Dataset records
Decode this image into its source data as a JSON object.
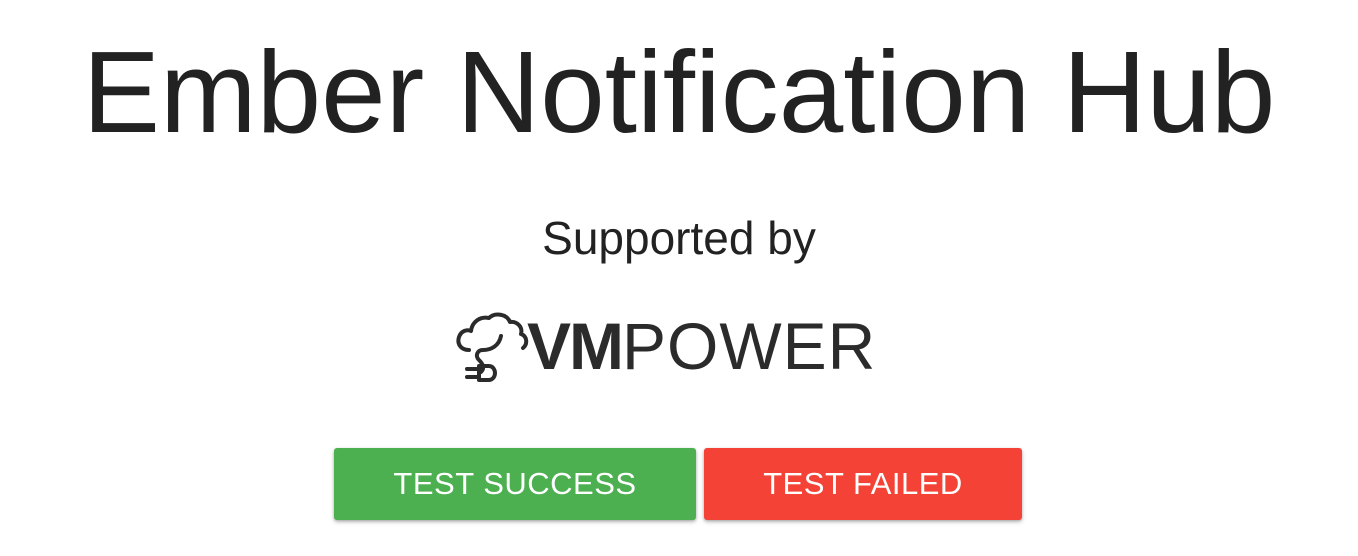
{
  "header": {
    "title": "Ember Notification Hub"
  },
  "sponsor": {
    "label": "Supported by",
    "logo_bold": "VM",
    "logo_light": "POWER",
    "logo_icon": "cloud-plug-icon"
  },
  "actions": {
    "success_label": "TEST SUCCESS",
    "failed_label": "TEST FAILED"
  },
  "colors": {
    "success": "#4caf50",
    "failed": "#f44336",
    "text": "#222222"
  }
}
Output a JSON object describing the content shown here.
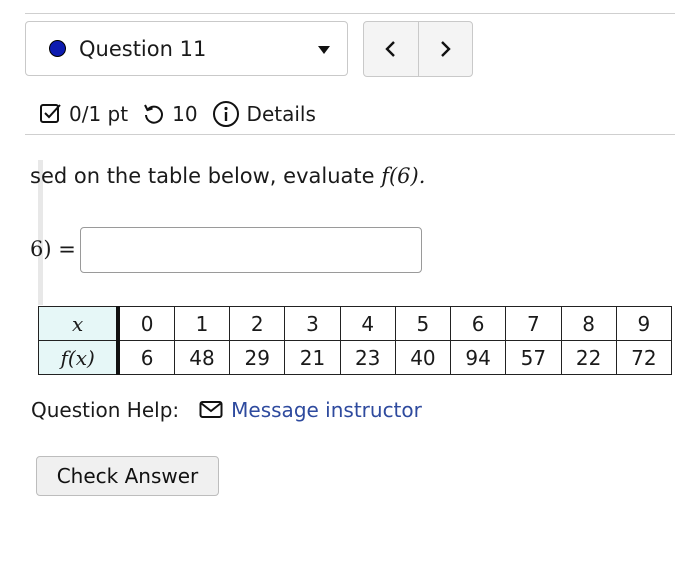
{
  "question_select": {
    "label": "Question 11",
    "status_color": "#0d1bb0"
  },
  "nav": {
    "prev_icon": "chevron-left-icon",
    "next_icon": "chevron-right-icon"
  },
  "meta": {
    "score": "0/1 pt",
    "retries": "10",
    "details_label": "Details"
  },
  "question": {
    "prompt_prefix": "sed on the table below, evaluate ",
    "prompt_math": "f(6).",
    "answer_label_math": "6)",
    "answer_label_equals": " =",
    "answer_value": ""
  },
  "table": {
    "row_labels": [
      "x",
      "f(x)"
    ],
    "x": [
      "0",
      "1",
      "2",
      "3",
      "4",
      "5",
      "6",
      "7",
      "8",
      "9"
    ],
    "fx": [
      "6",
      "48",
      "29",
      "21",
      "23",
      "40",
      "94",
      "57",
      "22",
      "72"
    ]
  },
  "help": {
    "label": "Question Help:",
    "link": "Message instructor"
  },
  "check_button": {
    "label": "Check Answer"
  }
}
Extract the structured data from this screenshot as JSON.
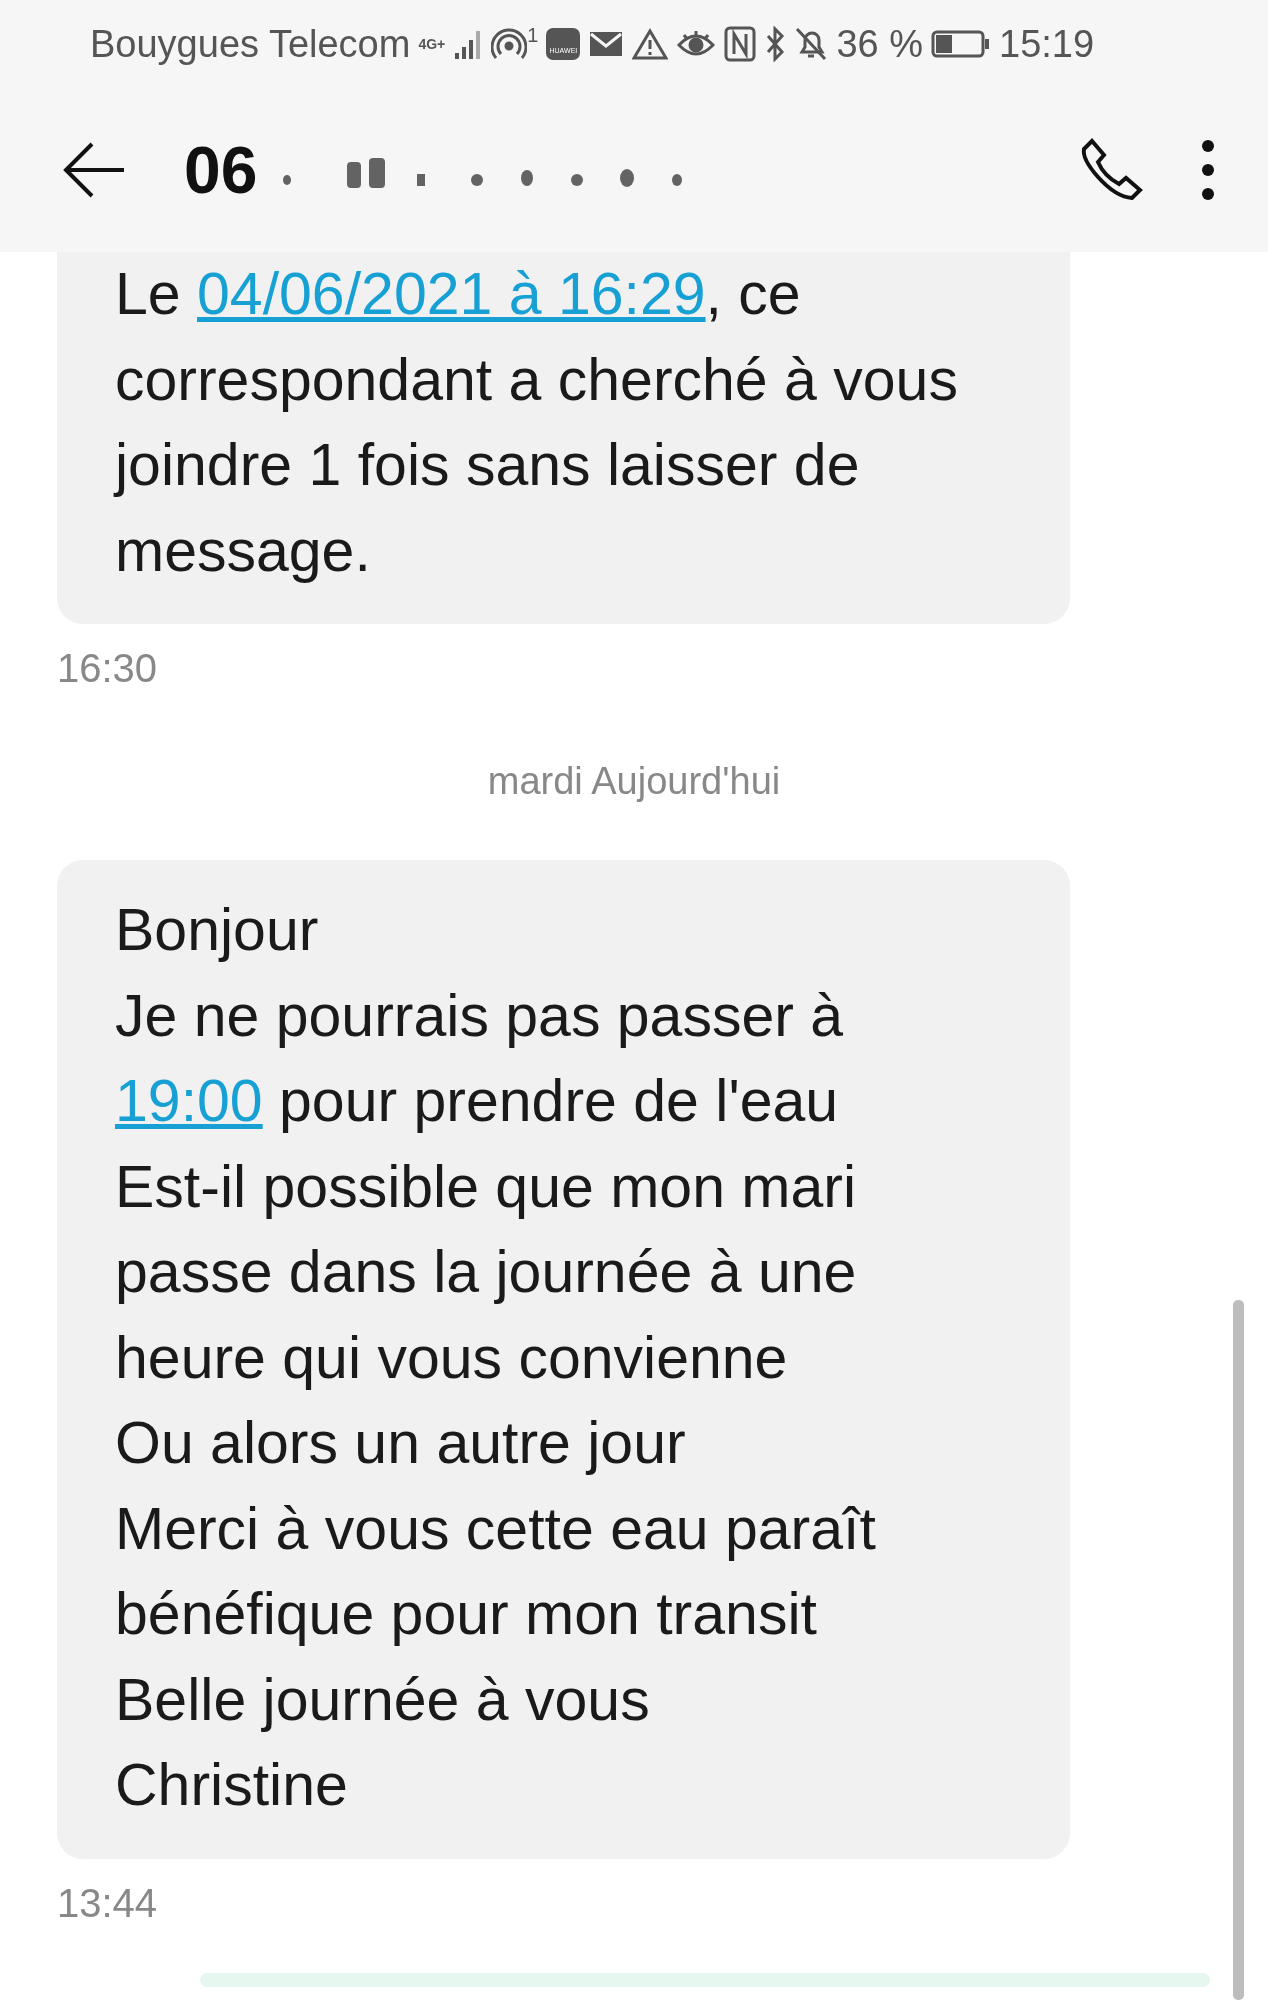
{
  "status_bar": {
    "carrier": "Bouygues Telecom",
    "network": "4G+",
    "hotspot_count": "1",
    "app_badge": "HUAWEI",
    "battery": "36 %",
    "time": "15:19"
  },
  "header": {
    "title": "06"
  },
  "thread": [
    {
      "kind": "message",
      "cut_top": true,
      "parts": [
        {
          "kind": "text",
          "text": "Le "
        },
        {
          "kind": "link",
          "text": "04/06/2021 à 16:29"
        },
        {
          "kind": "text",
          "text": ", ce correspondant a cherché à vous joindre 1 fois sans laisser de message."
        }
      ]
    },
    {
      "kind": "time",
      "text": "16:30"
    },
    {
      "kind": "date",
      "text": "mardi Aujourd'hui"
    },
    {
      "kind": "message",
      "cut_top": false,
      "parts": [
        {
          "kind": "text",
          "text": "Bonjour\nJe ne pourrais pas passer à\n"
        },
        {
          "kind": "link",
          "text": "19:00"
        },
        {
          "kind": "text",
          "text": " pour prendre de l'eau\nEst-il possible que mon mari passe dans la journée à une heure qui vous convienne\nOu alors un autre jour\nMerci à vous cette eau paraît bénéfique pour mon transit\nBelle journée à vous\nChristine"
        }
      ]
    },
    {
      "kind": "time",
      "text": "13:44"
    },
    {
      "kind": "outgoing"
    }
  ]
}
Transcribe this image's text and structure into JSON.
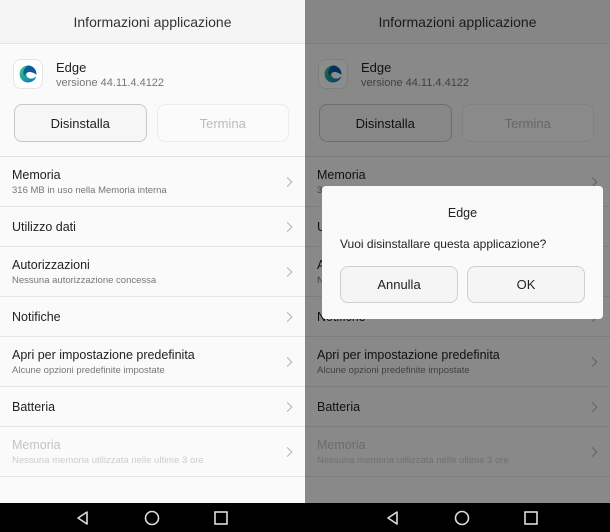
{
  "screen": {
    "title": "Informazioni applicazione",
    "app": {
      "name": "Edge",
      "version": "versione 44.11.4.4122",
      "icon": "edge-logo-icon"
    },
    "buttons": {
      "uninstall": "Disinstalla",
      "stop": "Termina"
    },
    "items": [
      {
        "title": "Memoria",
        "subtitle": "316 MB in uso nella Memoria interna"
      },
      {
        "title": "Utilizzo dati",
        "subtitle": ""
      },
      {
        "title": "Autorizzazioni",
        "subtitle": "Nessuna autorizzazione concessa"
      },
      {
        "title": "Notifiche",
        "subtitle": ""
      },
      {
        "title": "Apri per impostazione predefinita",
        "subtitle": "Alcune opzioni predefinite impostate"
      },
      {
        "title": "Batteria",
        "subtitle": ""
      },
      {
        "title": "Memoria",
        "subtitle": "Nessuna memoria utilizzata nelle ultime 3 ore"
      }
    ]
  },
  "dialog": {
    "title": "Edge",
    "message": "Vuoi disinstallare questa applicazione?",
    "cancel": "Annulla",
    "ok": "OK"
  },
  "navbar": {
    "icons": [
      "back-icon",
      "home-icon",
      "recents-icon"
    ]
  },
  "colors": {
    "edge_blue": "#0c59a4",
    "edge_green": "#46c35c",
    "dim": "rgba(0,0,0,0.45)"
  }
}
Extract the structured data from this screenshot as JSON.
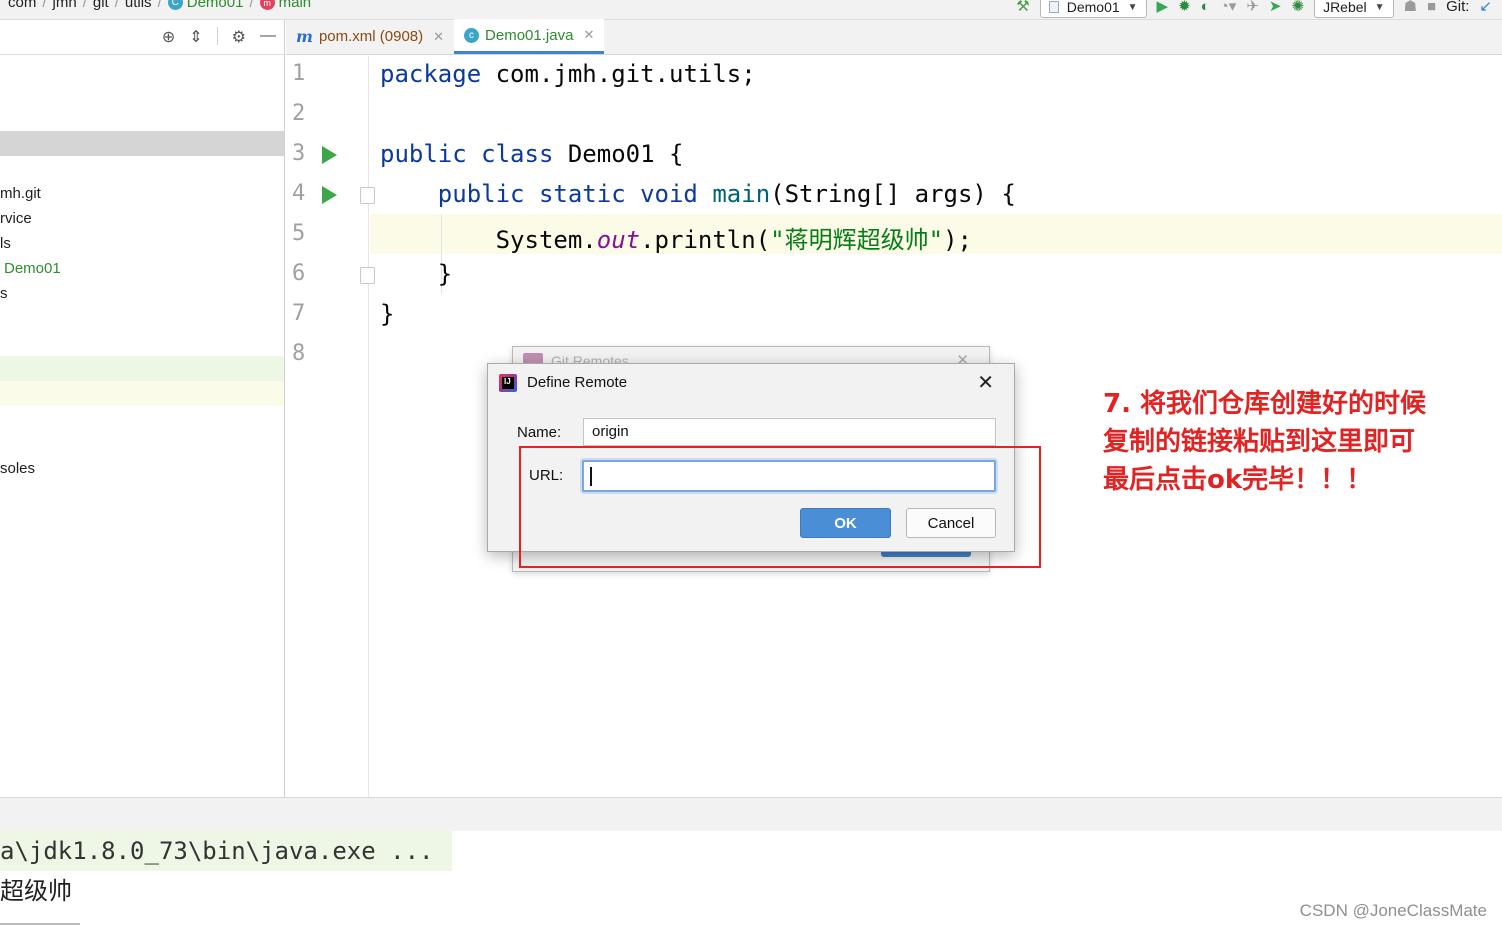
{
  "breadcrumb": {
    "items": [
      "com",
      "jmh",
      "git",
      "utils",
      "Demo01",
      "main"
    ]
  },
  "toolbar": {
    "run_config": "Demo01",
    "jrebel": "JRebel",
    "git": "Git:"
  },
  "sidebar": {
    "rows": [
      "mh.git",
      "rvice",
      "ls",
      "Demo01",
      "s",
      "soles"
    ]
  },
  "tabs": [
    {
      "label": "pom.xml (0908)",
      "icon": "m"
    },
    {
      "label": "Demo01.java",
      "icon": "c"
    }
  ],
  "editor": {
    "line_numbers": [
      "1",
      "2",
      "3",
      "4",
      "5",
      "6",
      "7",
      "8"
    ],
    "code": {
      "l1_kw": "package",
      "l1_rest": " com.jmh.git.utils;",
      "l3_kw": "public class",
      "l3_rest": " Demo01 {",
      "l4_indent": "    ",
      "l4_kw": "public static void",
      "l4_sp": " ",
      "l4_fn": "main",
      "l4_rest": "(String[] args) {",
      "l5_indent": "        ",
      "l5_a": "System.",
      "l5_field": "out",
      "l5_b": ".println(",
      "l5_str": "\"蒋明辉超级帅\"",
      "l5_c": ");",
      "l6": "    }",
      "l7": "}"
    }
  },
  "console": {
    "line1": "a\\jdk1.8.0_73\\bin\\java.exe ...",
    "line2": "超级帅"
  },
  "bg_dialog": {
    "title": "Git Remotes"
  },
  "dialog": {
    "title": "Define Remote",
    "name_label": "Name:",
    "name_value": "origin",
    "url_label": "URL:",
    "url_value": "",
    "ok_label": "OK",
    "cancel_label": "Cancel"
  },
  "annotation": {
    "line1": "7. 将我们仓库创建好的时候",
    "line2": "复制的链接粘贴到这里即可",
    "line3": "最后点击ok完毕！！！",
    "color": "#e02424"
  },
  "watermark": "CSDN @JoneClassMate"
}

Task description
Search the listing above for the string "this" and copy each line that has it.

Answer section
Decode this image into its source data as a JSON object.
Extract the structured data from this screenshot as JSON.
Transcribe this image's text and structure into JSON.
Extract the structured data from this screenshot as JSON.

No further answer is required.